::: Given entries :::
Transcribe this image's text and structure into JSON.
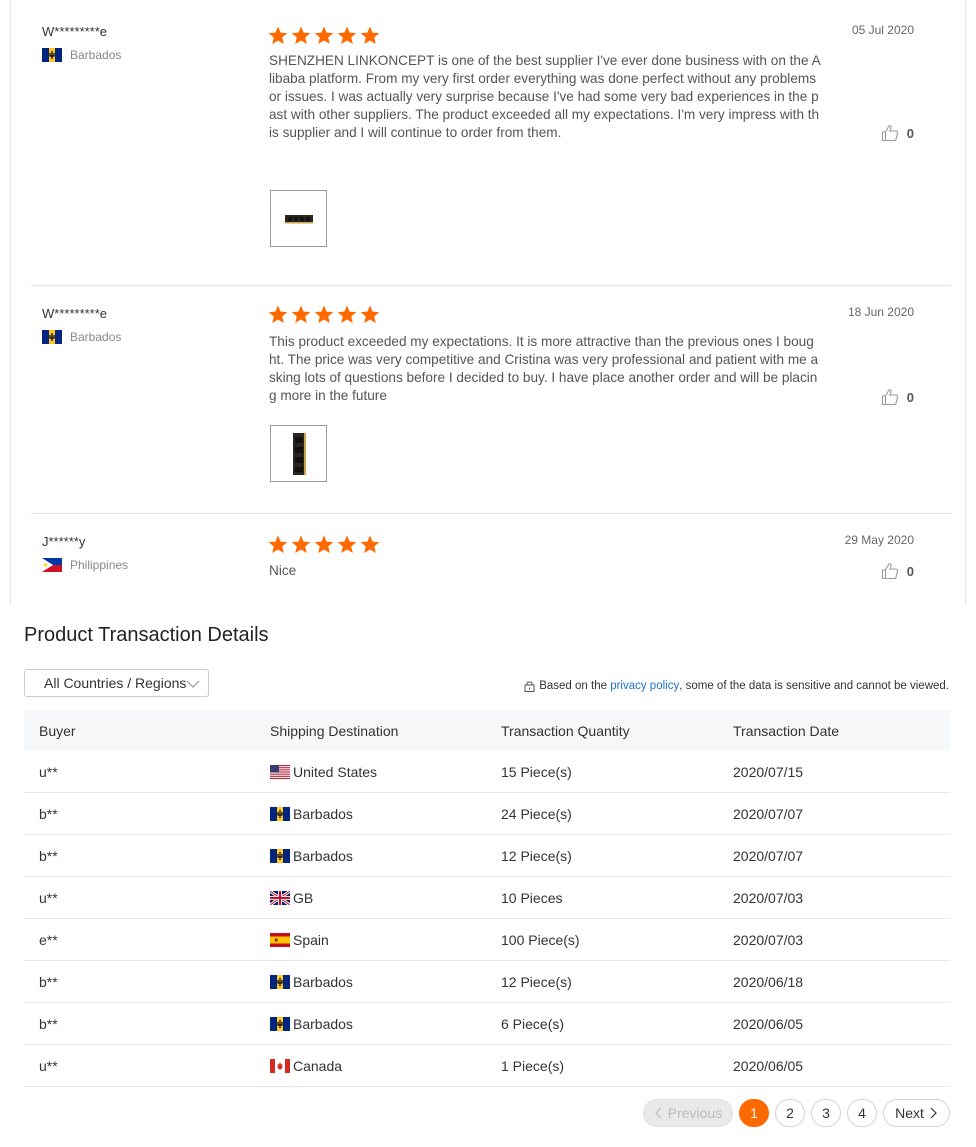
{
  "reviews": [
    {
      "name": "W*********e",
      "country": "Barbados",
      "rating": 5,
      "date": "05 Jul 2020",
      "likes": "0",
      "text": "SHENZHEN LINKONCEPT is one of the best supplier I've ever done business with on the Alibaba platform. From my very first order everything was done perfect without any problems or issues. I was actually very surprise because I've had some very bad experiences in the past with other suppliers. The product exceeded all my expectations. I'm very impress with this supplier and I will continue to order from them."
    },
    {
      "name": "W*********e",
      "country": "Barbados",
      "rating": 5,
      "date": "18 Jun 2020",
      "likes": "0",
      "text": "This product exceeded my expectations. It is more attractive than the previous ones I bought. The price was very competitive and Cristina was very professional and patient with me asking lots of questions before I decided to buy. I have place another order and will be placing more in the future"
    },
    {
      "name": "J******y",
      "country": "Philippines",
      "rating": 5,
      "date": "29 May 2020",
      "likes": "0",
      "text": "Nice"
    }
  ],
  "transactions": {
    "title": "Product Transaction Details",
    "filter_label": "All Countries / Regions",
    "privacy": {
      "prefix": "Based on the ",
      "link": "privacy policy",
      "suffix": ", some of the data is sensitive and cannot be viewed."
    },
    "headers": [
      "Buyer",
      "Shipping Destination",
      "Transaction Quantity",
      "Transaction Date"
    ],
    "rows": [
      {
        "buyer": "u**",
        "flag": "us",
        "destination": "United States",
        "quantity": "15 Piece(s)",
        "date": "2020/07/15"
      },
      {
        "buyer": "b**",
        "flag": "bb",
        "destination": "Barbados",
        "quantity": "24 Piece(s)",
        "date": "2020/07/07"
      },
      {
        "buyer": "b**",
        "flag": "bb",
        "destination": "Barbados",
        "quantity": "12 Piece(s)",
        "date": "2020/07/07"
      },
      {
        "buyer": "u**",
        "flag": "gb",
        "destination": "GB",
        "quantity": "10 Pieces",
        "date": "2020/07/03"
      },
      {
        "buyer": "e**",
        "flag": "es",
        "destination": "Spain",
        "quantity": "100 Piece(s)",
        "date": "2020/07/03"
      },
      {
        "buyer": "b**",
        "flag": "bb",
        "destination": "Barbados",
        "quantity": "12 Piece(s)",
        "date": "2020/06/18"
      },
      {
        "buyer": "b**",
        "flag": "bb",
        "destination": "Barbados",
        "quantity": "6 Piece(s)",
        "date": "2020/06/05"
      },
      {
        "buyer": "u**",
        "flag": "ca",
        "destination": "Canada",
        "quantity": "1 Piece(s)",
        "date": "2020/06/05"
      }
    ]
  },
  "pagination": {
    "previous_label": "Previous",
    "next_label": "Next",
    "pages": [
      "1",
      "2",
      "3",
      "4"
    ],
    "current": "1"
  },
  "colors": {
    "star": "#ff6a00",
    "accent": "#ff6a00",
    "link": "#1a73c7"
  }
}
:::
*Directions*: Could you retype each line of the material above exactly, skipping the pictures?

*Answer section*:
Transcribe this image's text and structure into JSON.
{
  "reviews": [
    {
      "name": "W*********e",
      "country": "Barbados",
      "rating": 5,
      "date": "05 Jul 2020",
      "likes": "0",
      "text": "SHENZHEN LINKONCEPT is one of the best supplier I've ever done business with on the Alibaba platform. From my very first order everything was done perfect without any problems or issues. I was actually very surprise because I've had some very bad experiences in the past with other suppliers. The product exceeded all my expectations. I'm very impress with this supplier and I will continue to order from them."
    },
    {
      "name": "W*********e",
      "country": "Barbados",
      "rating": 5,
      "date": "18 Jun 2020",
      "likes": "0",
      "text": "This product exceeded my expectations. It is more attractive than the previous ones I bought. The price was very competitive and Cristina was very professional and patient with me asking lots of questions before I decided to buy. I have place another order and will be placing more in the future"
    },
    {
      "name": "J******y",
      "country": "Philippines",
      "rating": 5,
      "date": "29 May 2020",
      "likes": "0",
      "text": "Nice"
    }
  ],
  "transactions": {
    "title": "Product Transaction Details",
    "filter_label": "All Countries / Regions",
    "privacy": {
      "prefix": "Based on the ",
      "link": "privacy policy",
      "suffix": ", some of the data is sensitive and cannot be viewed."
    },
    "headers": [
      "Buyer",
      "Shipping Destination",
      "Transaction Quantity",
      "Transaction Date"
    ],
    "rows": [
      {
        "buyer": "u**",
        "flag": "us",
        "destination": "United States",
        "quantity": "15 Piece(s)",
        "date": "2020/07/15"
      },
      {
        "buyer": "b**",
        "flag": "bb",
        "destination": "Barbados",
        "quantity": "24 Piece(s)",
        "date": "2020/07/07"
      },
      {
        "buyer": "b**",
        "flag": "bb",
        "destination": "Barbados",
        "quantity": "12 Piece(s)",
        "date": "2020/07/07"
      },
      {
        "buyer": "u**",
        "flag": "gb",
        "destination": "GB",
        "quantity": "10 Pieces",
        "date": "2020/07/03"
      },
      {
        "buyer": "e**",
        "flag": "es",
        "destination": "Spain",
        "quantity": "100 Piece(s)",
        "date": "2020/07/03"
      },
      {
        "buyer": "b**",
        "flag": "bb",
        "destination": "Barbados",
        "quantity": "12 Piece(s)",
        "date": "2020/06/18"
      },
      {
        "buyer": "b**",
        "flag": "bb",
        "destination": "Barbados",
        "quantity": "6 Piece(s)",
        "date": "2020/06/05"
      },
      {
        "buyer": "u**",
        "flag": "ca",
        "destination": "Canada",
        "quantity": "1 Piece(s)",
        "date": "2020/06/05"
      }
    ]
  },
  "pagination": {
    "previous_label": "Previous",
    "next_label": "Next",
    "pages": [
      "1",
      "2",
      "3",
      "4"
    ],
    "current": "1"
  },
  "colors": {
    "star": "#ff6a00",
    "accent": "#ff6a00",
    "link": "#1a73c7"
  }
}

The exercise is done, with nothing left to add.